→ EXERCISE DETAILS:
An exact copy of the records below is needed, with every picture left out.

#####

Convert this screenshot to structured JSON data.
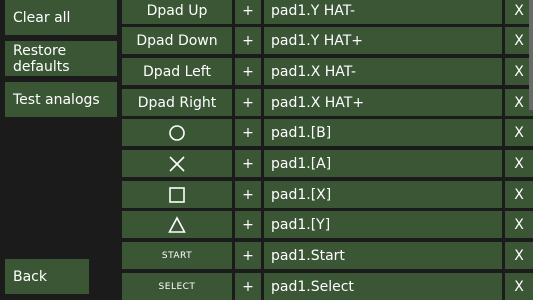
{
  "sidebar": {
    "clear_all": "Clear all",
    "restore_defaults": "Restore defaults",
    "test_analogs": "Test analogs",
    "back": "Back"
  },
  "mappings": [
    {
      "control": "Dpad Up",
      "plus": "+",
      "binding": "pad1.Y HAT-",
      "remove": "X"
    },
    {
      "control": "Dpad Down",
      "plus": "+",
      "binding": "pad1.Y HAT+",
      "remove": "X"
    },
    {
      "control": "Dpad Left",
      "plus": "+",
      "binding": "pad1.X HAT-",
      "remove": "X"
    },
    {
      "control": "Dpad Right",
      "plus": "+",
      "binding": "pad1.X HAT+",
      "remove": "X"
    },
    {
      "control_icon": "circle-icon",
      "plus": "+",
      "binding": "pad1.[B]",
      "remove": "X"
    },
    {
      "control_icon": "cross-icon",
      "plus": "+",
      "binding": "pad1.[A]",
      "remove": "X"
    },
    {
      "control_icon": "square-icon",
      "plus": "+",
      "binding": "pad1.[X]",
      "remove": "X"
    },
    {
      "control_icon": "triangle-icon",
      "plus": "+",
      "binding": "pad1.[Y]",
      "remove": "X"
    },
    {
      "control": "START",
      "plus": "+",
      "binding": "pad1.Start",
      "remove": "X"
    },
    {
      "control": "SELECT",
      "plus": "+",
      "binding": "pad1.Select",
      "remove": "X"
    }
  ],
  "colors": {
    "button_bg": "#3a5635",
    "background": "#1b1b1b",
    "text": "#ffffff"
  }
}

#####

→ RESULT BELOW:
Convert this screenshot to structured JSON data.
{
  "sidebar": {
    "clear_all": "Clear all",
    "restore_defaults": "Restore defaults",
    "test_analogs": "Test analogs",
    "back": "Back"
  },
  "mappings": [
    {
      "control": "Dpad Up",
      "plus": "+",
      "binding": "pad1.Y HAT-",
      "remove": "X"
    },
    {
      "control": "Dpad Down",
      "plus": "+",
      "binding": "pad1.Y HAT+",
      "remove": "X"
    },
    {
      "control": "Dpad Left",
      "plus": "+",
      "binding": "pad1.X HAT-",
      "remove": "X"
    },
    {
      "control": "Dpad Right",
      "plus": "+",
      "binding": "pad1.X HAT+",
      "remove": "X"
    },
    {
      "control_icon": "circle-icon",
      "plus": "+",
      "binding": "pad1.[B]",
      "remove": "X"
    },
    {
      "control_icon": "cross-icon",
      "plus": "+",
      "binding": "pad1.[A]",
      "remove": "X"
    },
    {
      "control_icon": "square-icon",
      "plus": "+",
      "binding": "pad1.[X]",
      "remove": "X"
    },
    {
      "control_icon": "triangle-icon",
      "plus": "+",
      "binding": "pad1.[Y]",
      "remove": "X"
    },
    {
      "control": "START",
      "plus": "+",
      "binding": "pad1.Start",
      "remove": "X"
    },
    {
      "control": "SELECT",
      "plus": "+",
      "binding": "pad1.Select",
      "remove": "X"
    }
  ],
  "colors": {
    "button_bg": "#3a5635",
    "background": "#1b1b1b",
    "text": "#ffffff"
  }
}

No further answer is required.